• **Task requirements**
Print out each record below, unaltered and complete, without its images.

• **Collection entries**
== == ==

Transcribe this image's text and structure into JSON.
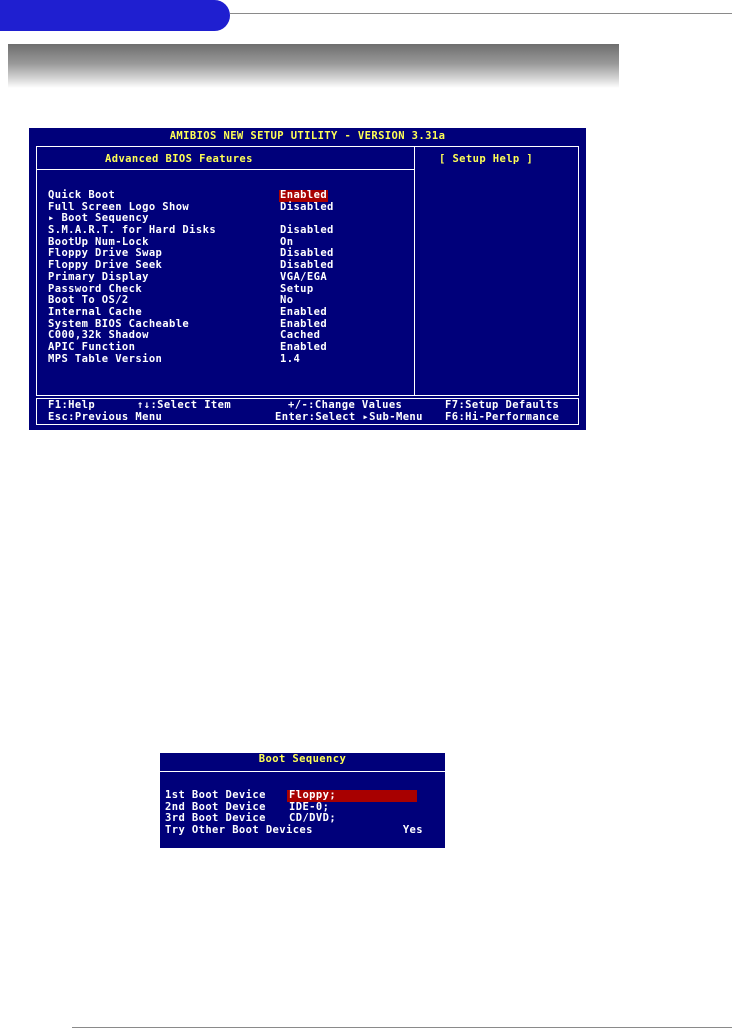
{
  "bios": {
    "title": "AMIBIOS NEW SETUP UTILITY - VERSION 3.31a",
    "panel_heading": "Advanced BIOS Features",
    "help_heading": "[  Setup Help  ]",
    "items": [
      {
        "label": "Quick Boot",
        "value": "Enabled",
        "selected": true
      },
      {
        "label": "Full Screen Logo Show",
        "value": "Disabled",
        "selected": false
      },
      {
        "label": "▸ Boot Sequency",
        "value": "",
        "selected": false
      },
      {
        "label": "S.M.A.R.T. for Hard Disks",
        "value": "Disabled",
        "selected": false
      },
      {
        "label": "BootUp Num-Lock",
        "value": "On",
        "selected": false
      },
      {
        "label": "Floppy Drive Swap",
        "value": "Disabled",
        "selected": false
      },
      {
        "label": "Floppy Drive Seek",
        "value": "Disabled",
        "selected": false
      },
      {
        "label": "Primary Display",
        "value": "VGA/EGA",
        "selected": false
      },
      {
        "label": "Password Check",
        "value": "Setup",
        "selected": false
      },
      {
        "label": "Boot To OS/2",
        "value": "No",
        "selected": false
      },
      {
        "label": "Internal Cache",
        "value": "Enabled",
        "selected": false
      },
      {
        "label": "System BIOS Cacheable",
        "value": "Enabled",
        "selected": false
      },
      {
        "label": "C000,32k Shadow",
        "value": "Cached",
        "selected": false
      },
      {
        "label": "APIC Function",
        "value": "Enabled",
        "selected": false
      },
      {
        "label": "MPS Table Version",
        "value": "1.4",
        "selected": false
      }
    ],
    "footer": {
      "help": "F1:Help",
      "select_item": "↑↓:Select Item",
      "change_values": "+/-:Change Values",
      "setup_defaults": "F7:Setup Defaults",
      "prev_menu": "Esc:Previous Menu",
      "select_submenu": "Enter:Select ▸Sub-Menu",
      "hi_performance": "F6:Hi-Performance"
    }
  },
  "boot_sequency": {
    "title": "Boot Sequency",
    "items": [
      {
        "label": "1st Boot Device",
        "value": "Floppy;",
        "selected": true
      },
      {
        "label": "2nd Boot Device",
        "value": "IDE-0;",
        "selected": false
      },
      {
        "label": "3rd Boot Device",
        "value": "CD/DVD;",
        "selected": false
      },
      {
        "label": "Try Other Boot Devices",
        "value": "Yes",
        "selected": false
      }
    ]
  },
  "colors": {
    "bios_background": "#00007a",
    "title_text": "#ffff55",
    "highlight": "#a80000",
    "accent_pill": "#1f1fd0"
  }
}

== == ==

• **The completed task**
Transcribe this image's text and structure into JSON.
{
  "bios": {
    "title": "AMIBIOS NEW SETUP UTILITY - VERSION 3.31a",
    "panel_heading": "Advanced BIOS Features",
    "help_heading": "[  Setup Help  ]",
    "items": [
      {
        "label": "Quick Boot",
        "value": "Enabled",
        "selected": true
      },
      {
        "label": "Full Screen Logo Show",
        "value": "Disabled",
        "selected": false
      },
      {
        "label": "▸ Boot Sequency",
        "value": "",
        "selected": false
      },
      {
        "label": "S.M.A.R.T. for Hard Disks",
        "value": "Disabled",
        "selected": false
      },
      {
        "label": "BootUp Num-Lock",
        "value": "On",
        "selected": false
      },
      {
        "label": "Floppy Drive Swap",
        "value": "Disabled",
        "selected": false
      },
      {
        "label": "Floppy Drive Seek",
        "value": "Disabled",
        "selected": false
      },
      {
        "label": "Primary Display",
        "value": "VGA/EGA",
        "selected": false
      },
      {
        "label": "Password Check",
        "value": "Setup",
        "selected": false
      },
      {
        "label": "Boot To OS/2",
        "value": "No",
        "selected": false
      },
      {
        "label": "Internal Cache",
        "value": "Enabled",
        "selected": false
      },
      {
        "label": "System BIOS Cacheable",
        "value": "Enabled",
        "selected": false
      },
      {
        "label": "C000,32k Shadow",
        "value": "Cached",
        "selected": false
      },
      {
        "label": "APIC Function",
        "value": "Enabled",
        "selected": false
      },
      {
        "label": "MPS Table Version",
        "value": "1.4",
        "selected": false
      }
    ],
    "footer": {
      "help": "F1:Help",
      "select_item": "↑↓:Select Item",
      "change_values": "+/-:Change Values",
      "setup_defaults": "F7:Setup Defaults",
      "prev_menu": "Esc:Previous Menu",
      "select_submenu": "Enter:Select ▸Sub-Menu",
      "hi_performance": "F6:Hi-Performance"
    }
  },
  "boot_sequency": {
    "title": "Boot Sequency",
    "items": [
      {
        "label": "1st Boot Device",
        "value": "Floppy;",
        "selected": true
      },
      {
        "label": "2nd Boot Device",
        "value": "IDE-0;",
        "selected": false
      },
      {
        "label": "3rd Boot Device",
        "value": "CD/DVD;",
        "selected": false
      },
      {
        "label": "Try Other Boot Devices",
        "value": "Yes",
        "selected": false
      }
    ]
  },
  "colors": {
    "bios_background": "#00007a",
    "title_text": "#ffff55",
    "highlight": "#a80000",
    "accent_pill": "#1f1fd0"
  }
}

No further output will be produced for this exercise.